If you thought I was hard on Microsoft’s "Future of Productivity" video, read interface designer Bret Victor’s take on it (money quote: "Are we going to accept an Interface Of The Future that’s less expressive than a sandwich?"). Victor, a former designer at Apple, is a guy who thinks big about UIs and builds working prototypes of his ideas—like his "Kill Math" project, which replaces abstruse differential equations with intuitive interactive visualizations. His latest creation, called Tangle, is an attempt to redesign the "interface" commonly known as the written word—and reinvent the experience of reading text online."Ten Brighter Ideas", Victor turns 10 written arguments for energy conservation into "explorable explanations." For example, mousing over an assertion about "turning off the lights" launches a written premise: "Suppose 20% of US households always turned off lights in unoccupied rooms." The statistic "20%" looks like a normal hyperlink, but clicking it invokes a tiny sparkline-like slider that the reader can move back and forth, increasing or decreasing the numerical value—which then changes every other written assertion following from that premise, live and interactively.

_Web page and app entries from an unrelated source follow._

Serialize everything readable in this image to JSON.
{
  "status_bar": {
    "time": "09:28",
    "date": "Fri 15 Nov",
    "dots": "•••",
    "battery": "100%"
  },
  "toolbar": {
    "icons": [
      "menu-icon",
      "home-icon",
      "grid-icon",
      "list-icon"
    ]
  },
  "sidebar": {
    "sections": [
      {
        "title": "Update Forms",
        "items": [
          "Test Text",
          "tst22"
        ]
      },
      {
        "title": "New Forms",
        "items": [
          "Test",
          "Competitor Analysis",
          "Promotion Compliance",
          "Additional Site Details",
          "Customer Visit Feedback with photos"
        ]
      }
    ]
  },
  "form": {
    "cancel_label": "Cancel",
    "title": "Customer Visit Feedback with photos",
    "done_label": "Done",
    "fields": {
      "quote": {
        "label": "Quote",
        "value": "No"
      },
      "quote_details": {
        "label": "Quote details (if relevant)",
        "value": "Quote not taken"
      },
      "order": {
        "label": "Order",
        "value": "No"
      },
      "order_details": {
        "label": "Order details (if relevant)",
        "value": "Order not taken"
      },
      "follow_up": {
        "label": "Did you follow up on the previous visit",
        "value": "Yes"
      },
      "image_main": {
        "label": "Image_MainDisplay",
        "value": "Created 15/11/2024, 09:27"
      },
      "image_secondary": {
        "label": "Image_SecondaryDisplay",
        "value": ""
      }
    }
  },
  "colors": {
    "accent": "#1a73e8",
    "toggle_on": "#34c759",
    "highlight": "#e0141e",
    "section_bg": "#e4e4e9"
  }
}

The appeal of Victor’s system is hard to explain—it makes much more sense if you just try it out—but the thinking behind it is visionary. "Imagine a world where we expect every claim to be accompanied by an explorable analysis, and every statistic to be linked to a primary source," he writes. With "reactive documents," critical reading—and by extension, critical thinking—becomes an interactive process. We don’t just read a document; we can also use it, exploring the limits of and connections between ideas by physically manipulating the properties of the information behind them.

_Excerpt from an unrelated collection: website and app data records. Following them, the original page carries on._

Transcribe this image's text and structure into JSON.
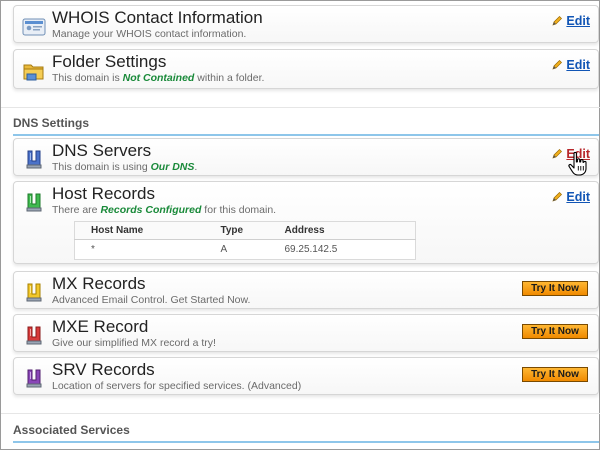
{
  "cards": {
    "whois": {
      "title": "WHOIS Contact Information",
      "desc": "Manage your WHOIS contact information.",
      "edit": "Edit"
    },
    "folder": {
      "title": "Folder Settings",
      "desc_pre": "This domain is ",
      "desc_hl": "Not Contained",
      "desc_post": " within a folder.",
      "edit": "Edit"
    },
    "dns_servers": {
      "title": "DNS Servers",
      "desc_pre": "This domain is using ",
      "desc_hl": "Our DNS",
      "desc_post": ".",
      "edit": "Edit"
    },
    "host_records": {
      "title": "Host Records",
      "desc_pre": "There are ",
      "desc_hl": "Records Configured",
      "desc_post": " for this domain.",
      "edit": "Edit",
      "table": {
        "headers": [
          "Host Name",
          "Type",
          "Address"
        ],
        "rows": [
          [
            "*",
            "A",
            "69.25.142.5"
          ]
        ]
      }
    },
    "mx": {
      "title": "MX Records",
      "desc": "Advanced Email Control. Get Started Now.",
      "button": "Try It Now"
    },
    "mxe": {
      "title": "MXE Record",
      "desc": "Give our simplified MX record a try!",
      "button": "Try It Now"
    },
    "srv": {
      "title": "SRV Records",
      "desc": "Location of servers for specified services. (Advanced)",
      "button": "Try It Now"
    }
  },
  "sections": {
    "dns": "DNS Settings",
    "associated": "Associated Services"
  },
  "colors": {
    "link": "#1155b5",
    "link_hover": "#b8272b",
    "highlight": "#1a8a3a",
    "accent_line": "#8ec6ea",
    "button_orange": "#f39a12"
  },
  "icons": {
    "whois": "contact-card-icon",
    "folder": "folder-icon",
    "dns_servers": "dns-server-blue-icon",
    "host_records": "dns-server-green-icon",
    "mx": "dns-server-yellow-icon",
    "mxe": "dns-server-red-icon",
    "srv": "dns-server-purple-icon",
    "edit": "pencil-icon",
    "cursor": "hand-pointer-icon"
  }
}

Will the future of writing and reading online be forged by writer/programmers and reader/users inspired by visions like Victor’s? I’m not sure, but after seeing "reactive documents" in action, I’m already wishing that every op-ed writer and journalist at the New York Times would start using Tangle. Hey, they’ve got an R&D lab over there—maybe they should think about collaborating with Victor before he wins a MacArthur genius grant.